Problem description
Copy, from the material below, every line in which the word "Important" can be found.
§ §
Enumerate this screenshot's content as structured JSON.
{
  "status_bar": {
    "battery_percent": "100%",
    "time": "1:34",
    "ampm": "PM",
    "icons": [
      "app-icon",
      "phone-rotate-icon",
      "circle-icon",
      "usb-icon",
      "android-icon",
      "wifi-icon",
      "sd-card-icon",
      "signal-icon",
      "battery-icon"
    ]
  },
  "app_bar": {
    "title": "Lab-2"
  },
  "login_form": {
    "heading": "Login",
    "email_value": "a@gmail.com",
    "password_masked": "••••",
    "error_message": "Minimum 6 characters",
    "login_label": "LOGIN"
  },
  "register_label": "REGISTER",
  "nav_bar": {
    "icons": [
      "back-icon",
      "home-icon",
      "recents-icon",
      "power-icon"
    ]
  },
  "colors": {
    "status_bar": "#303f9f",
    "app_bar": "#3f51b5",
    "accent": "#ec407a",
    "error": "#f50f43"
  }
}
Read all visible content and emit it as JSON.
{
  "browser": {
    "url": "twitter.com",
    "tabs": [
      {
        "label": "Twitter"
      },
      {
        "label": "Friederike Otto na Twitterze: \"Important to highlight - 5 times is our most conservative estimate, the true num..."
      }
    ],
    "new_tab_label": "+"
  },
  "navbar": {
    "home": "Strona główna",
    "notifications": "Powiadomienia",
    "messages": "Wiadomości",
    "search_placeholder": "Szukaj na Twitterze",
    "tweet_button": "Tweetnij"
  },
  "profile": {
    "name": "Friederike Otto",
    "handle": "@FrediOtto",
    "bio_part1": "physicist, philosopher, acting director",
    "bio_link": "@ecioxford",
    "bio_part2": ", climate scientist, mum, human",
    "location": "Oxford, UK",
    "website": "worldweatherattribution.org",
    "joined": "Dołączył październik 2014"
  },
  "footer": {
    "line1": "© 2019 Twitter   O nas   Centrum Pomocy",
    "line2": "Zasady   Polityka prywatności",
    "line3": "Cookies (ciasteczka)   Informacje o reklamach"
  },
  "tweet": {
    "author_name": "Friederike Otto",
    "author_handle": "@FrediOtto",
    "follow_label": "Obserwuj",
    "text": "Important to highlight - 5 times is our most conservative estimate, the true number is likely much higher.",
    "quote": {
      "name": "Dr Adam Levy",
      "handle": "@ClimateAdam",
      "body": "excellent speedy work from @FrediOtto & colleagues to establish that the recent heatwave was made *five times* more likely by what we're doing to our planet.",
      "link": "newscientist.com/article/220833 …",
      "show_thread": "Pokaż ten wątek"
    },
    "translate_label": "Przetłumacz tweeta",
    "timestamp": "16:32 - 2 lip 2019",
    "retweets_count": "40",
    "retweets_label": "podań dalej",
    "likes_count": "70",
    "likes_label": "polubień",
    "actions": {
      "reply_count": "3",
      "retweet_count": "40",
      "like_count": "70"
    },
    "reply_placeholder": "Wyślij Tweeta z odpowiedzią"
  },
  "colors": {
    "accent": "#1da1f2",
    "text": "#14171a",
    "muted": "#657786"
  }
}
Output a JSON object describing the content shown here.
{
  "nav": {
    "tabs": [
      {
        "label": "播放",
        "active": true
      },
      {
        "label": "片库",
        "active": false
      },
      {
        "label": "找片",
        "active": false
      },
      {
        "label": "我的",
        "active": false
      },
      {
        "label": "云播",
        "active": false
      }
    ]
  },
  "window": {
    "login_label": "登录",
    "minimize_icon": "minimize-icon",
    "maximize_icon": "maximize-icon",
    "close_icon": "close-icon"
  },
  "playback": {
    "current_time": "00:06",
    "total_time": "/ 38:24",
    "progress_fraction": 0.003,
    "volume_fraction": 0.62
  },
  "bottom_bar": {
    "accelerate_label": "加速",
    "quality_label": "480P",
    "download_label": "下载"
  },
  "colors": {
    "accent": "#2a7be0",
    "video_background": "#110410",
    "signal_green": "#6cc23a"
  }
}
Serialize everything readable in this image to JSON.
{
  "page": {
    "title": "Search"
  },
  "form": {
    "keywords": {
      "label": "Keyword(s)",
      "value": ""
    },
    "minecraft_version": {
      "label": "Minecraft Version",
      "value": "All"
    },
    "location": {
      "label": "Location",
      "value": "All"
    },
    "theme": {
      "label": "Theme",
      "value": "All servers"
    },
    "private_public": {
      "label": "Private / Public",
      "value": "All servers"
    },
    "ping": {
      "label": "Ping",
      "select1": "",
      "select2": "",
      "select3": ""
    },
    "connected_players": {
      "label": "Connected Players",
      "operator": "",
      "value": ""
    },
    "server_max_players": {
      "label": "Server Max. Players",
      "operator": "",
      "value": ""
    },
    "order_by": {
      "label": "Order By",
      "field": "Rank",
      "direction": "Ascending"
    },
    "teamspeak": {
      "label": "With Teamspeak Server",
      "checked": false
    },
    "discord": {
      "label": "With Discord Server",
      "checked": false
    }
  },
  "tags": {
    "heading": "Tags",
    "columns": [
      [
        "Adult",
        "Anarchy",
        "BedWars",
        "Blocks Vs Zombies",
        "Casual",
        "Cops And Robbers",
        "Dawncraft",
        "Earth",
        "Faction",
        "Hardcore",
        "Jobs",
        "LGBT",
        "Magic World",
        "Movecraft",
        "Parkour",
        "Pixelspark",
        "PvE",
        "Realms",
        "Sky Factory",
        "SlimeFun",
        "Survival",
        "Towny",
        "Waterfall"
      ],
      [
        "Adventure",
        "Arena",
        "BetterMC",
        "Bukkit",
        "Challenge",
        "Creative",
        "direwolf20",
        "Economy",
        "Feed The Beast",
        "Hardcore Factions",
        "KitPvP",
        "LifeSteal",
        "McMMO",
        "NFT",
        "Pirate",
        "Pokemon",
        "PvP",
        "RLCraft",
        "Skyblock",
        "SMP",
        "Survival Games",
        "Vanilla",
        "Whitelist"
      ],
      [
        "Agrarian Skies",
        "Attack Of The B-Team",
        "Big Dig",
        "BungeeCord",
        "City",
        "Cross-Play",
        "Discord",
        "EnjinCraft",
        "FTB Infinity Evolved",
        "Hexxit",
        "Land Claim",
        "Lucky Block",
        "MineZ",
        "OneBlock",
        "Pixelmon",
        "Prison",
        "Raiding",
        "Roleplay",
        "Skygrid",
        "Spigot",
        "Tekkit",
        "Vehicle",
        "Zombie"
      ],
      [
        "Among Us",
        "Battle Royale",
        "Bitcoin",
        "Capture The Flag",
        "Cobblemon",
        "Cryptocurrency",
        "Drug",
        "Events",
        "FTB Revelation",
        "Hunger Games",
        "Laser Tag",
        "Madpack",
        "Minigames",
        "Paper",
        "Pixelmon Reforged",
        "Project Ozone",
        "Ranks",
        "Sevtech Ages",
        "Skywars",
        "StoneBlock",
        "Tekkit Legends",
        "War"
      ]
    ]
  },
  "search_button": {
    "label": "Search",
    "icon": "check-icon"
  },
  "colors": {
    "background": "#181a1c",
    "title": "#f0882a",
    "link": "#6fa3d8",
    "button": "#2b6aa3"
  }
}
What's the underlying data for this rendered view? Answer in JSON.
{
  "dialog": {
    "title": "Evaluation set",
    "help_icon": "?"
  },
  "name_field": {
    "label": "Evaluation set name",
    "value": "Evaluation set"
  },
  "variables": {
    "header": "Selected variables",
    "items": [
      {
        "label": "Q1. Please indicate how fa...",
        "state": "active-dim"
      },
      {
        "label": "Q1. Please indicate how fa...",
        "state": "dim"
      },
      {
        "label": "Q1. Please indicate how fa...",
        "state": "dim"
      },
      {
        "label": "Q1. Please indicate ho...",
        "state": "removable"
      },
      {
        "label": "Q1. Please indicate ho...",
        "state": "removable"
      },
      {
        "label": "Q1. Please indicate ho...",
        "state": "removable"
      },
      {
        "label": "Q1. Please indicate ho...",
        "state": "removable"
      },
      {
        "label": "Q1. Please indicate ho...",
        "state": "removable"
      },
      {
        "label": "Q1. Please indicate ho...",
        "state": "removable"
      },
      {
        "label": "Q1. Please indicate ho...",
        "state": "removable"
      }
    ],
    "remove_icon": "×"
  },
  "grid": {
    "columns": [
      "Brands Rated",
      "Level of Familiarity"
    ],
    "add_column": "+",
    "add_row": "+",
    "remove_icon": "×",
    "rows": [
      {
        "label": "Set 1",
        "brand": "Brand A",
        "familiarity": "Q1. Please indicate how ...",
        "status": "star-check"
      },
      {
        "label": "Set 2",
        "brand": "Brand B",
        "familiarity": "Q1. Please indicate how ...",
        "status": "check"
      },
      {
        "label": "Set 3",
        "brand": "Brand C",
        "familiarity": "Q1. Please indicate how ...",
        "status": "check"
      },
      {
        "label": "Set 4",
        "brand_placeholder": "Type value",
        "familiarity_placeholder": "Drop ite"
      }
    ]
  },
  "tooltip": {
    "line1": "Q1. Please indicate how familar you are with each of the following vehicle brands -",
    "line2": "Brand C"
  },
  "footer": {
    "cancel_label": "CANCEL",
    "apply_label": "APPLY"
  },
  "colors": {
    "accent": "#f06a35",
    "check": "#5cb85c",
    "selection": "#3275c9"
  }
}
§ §
Response to the exercise
        "label": "Friederike Otto na Twitterze: \"Important to highlight - 5 times is our most conservative estimate, the true num..."
    "text": "Important to highlight - 5 times is our most conservative estimate, the true number is likely much higher.",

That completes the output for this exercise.